The FaceApp responsible for changing facial expressions, looks, and age now legally own the rights to over 150 million people’s faces and names to do as they please with them.

Since the launch of the now viral app, over 100 million people have downloaded the FaceApp from Google Play alone. The app is now top-ranked in over 121 countries, propelling the app’s further success to manipulate the public.

According to the app’s Terms of Service, FaceApp owns a perpetual, never-ending royalty-free license to do as they please with your photograph. It is a nonexclusive right, transferable to other companies for a fee and can be adapted. Images can also be distributed and published along with any name they choose, including your user name.

The condition that binds FaceApp users reads:

“You grant FaceApp a perpetual, irrevocable, nonexclusive, royalty-free, worldwide, fully-paid, transferable sub-licensable license to use, reproduce, modify, adapt, publish, translate, create derivative works from, distribute, publicly perform and display your User Content and any name, username or likeness provided in connection with your User Content in all media formats and channels now known or later developed, without compensation to you. When you post or otherwise share User Content on or through our Services, you understand that your User Content and any associated information (such as your [username], location or profile photo) will be visible to the public.”


The main concern here is not a billboard image but the AI facial recognition algorithms that are now ubiquitous in society. Essentially, if you have signed up for the FaceApp then you have signed your face away to global facial recognition systems.

The FaceApp isn’t the only company guilty either. Facebook has admitted to doing this almost since its conception. Furthermore, this data is not stored securely, meaning identity theft is a very real consequence.

Not only has the FaceApp accomplished ownership of your face and stored it for AI recognition, but the company is also facing a federal investigation over privacy breaches. The Netherlands Police and EU community have gone one step further, calling on users to delete the app out of safety concerns.

The lesson to take away from all of this is to read the terms and conditions of apps and to be wary of their ownership over your uploaded content. If an app wants permissions and access to your photos, then think twice.

In the case of FaceApp, the damage however is already done:

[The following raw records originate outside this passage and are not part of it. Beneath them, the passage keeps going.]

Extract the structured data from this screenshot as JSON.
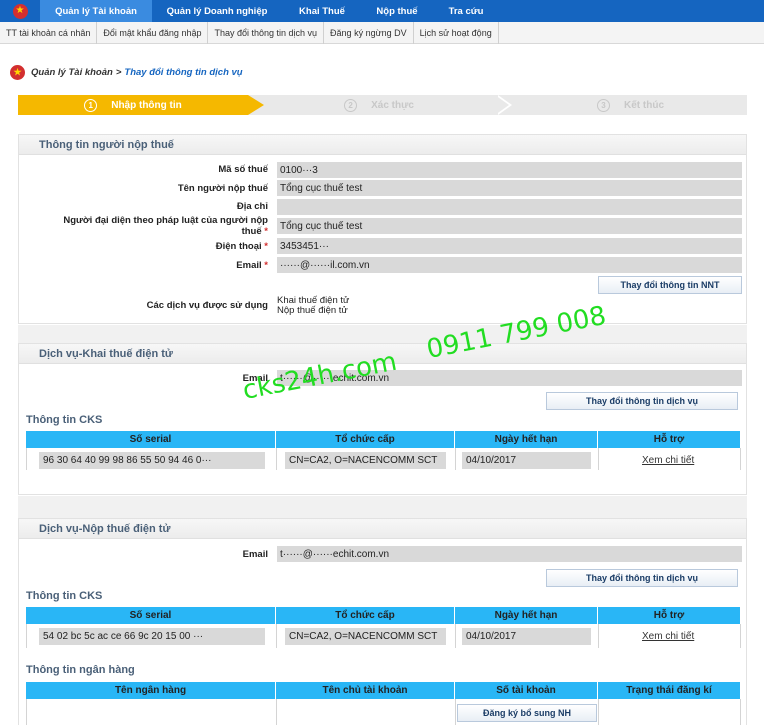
{
  "topnav": {
    "items": [
      "Quản lý Tài khoản",
      "Quản lý Doanh nghiệp",
      "Khai Thuế",
      "Nộp thuế",
      "Tra cứu"
    ]
  },
  "subnav": {
    "items": [
      "TT tài khoản cá nhân",
      "Đổi mật khẩu đăng nhập",
      "Thay đổi thông tin dịch vụ",
      "Đăng ký ngừng DV",
      "Lịch sử hoạt động"
    ]
  },
  "breadcrumb": {
    "root": "Quản lý Tài khoản",
    "sep": ">",
    "current": "Thay đổi thông tin dịch vụ"
  },
  "steps": {
    "step1": {
      "num": "1",
      "label": "Nhập thông tin"
    },
    "step2": {
      "num": "2",
      "label": "Xác thực"
    },
    "step3": {
      "num": "3",
      "label": "Kết thúc"
    }
  },
  "taxpayer": {
    "title": "Thông tin người nộp thuế",
    "mst_label": "Mã số thuế",
    "mst_value": "0100···3",
    "name_label": "Tên người nộp thuế",
    "name_value": "Tổng cục thuế test",
    "address_label": "Địa chỉ",
    "address_value": "",
    "rep_label_1": "Người đại diện theo pháp luật của người nộp",
    "rep_label_2": "thuế",
    "rep_value": "Tổng cục thuế test",
    "phone_label": "Điện thoại",
    "phone_value": "3453451···",
    "email_label": "Email",
    "email_value": "······@······il.com.vn",
    "req_mark": "*",
    "change_btn": "Thay đổi thông tin NNT",
    "services_label": "Các dịch vụ được sử dụng",
    "service_1": "Khai thuế điện tử",
    "service_2": "Nộp thuế điện tử"
  },
  "ekhai": {
    "title": "Dịch vụ-Khai thuế điện tử",
    "email_label": "Email",
    "email_value": "t······@······echit.com.vn",
    "change_btn": "Thay đổi thông tin dịch vụ",
    "cks_title": "Thông tin CKS",
    "headers": [
      "Số serial",
      "Tổ chức cấp",
      "Ngày hết hạn",
      "Hỗ trợ"
    ],
    "row": {
      "serial": "96 30 64 40 99 98 86 55 50 94 46 0···",
      "issuer": "CN=CA2, O=NACENCOMM SCT",
      "expiry": "04/10/2017",
      "link": "Xem chi tiết"
    }
  },
  "enop": {
    "title": "Dịch vụ-Nộp thuế điện tử",
    "email_label": "Email",
    "email_value": "t······@······echit.com.vn",
    "change_btn": "Thay đổi thông tin dịch vụ",
    "cks_title": "Thông tin CKS",
    "headers": [
      "Số serial",
      "Tổ chức cấp",
      "Ngày hết hạn",
      "Hỗ trợ"
    ],
    "row": {
      "serial": "54 02 bc 5c ac ce 66 9c 20 15 00 ···",
      "issuer": "CN=CA2, O=NACENCOMM SCT",
      "expiry": "04/10/2017",
      "link": "Xem chi tiết"
    },
    "bank_title": "Thông tin ngân hàng",
    "bank_headers": [
      "Tên ngân hàng",
      "Tên chủ tài khoản",
      "Số tài khoản",
      "Trạng thái đăng kí"
    ],
    "bank_btn": "Đăng ký bổ sung NH"
  },
  "watermark": {
    "site": "cks24h.com",
    "phone": "0911 799 008"
  },
  "colors": {
    "nav_blue": "#1565c0",
    "step_active": "#f5b800",
    "table_head": "#29b6f6",
    "watermark": "#22dd22"
  }
}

“To make FaceApp actually work, you have to give it permissions to access your photos – ALL of them. But it also gains access to Siri and Search …. Oh, and it has access to refreshing in the background – so even when you are not using it, it is using you.”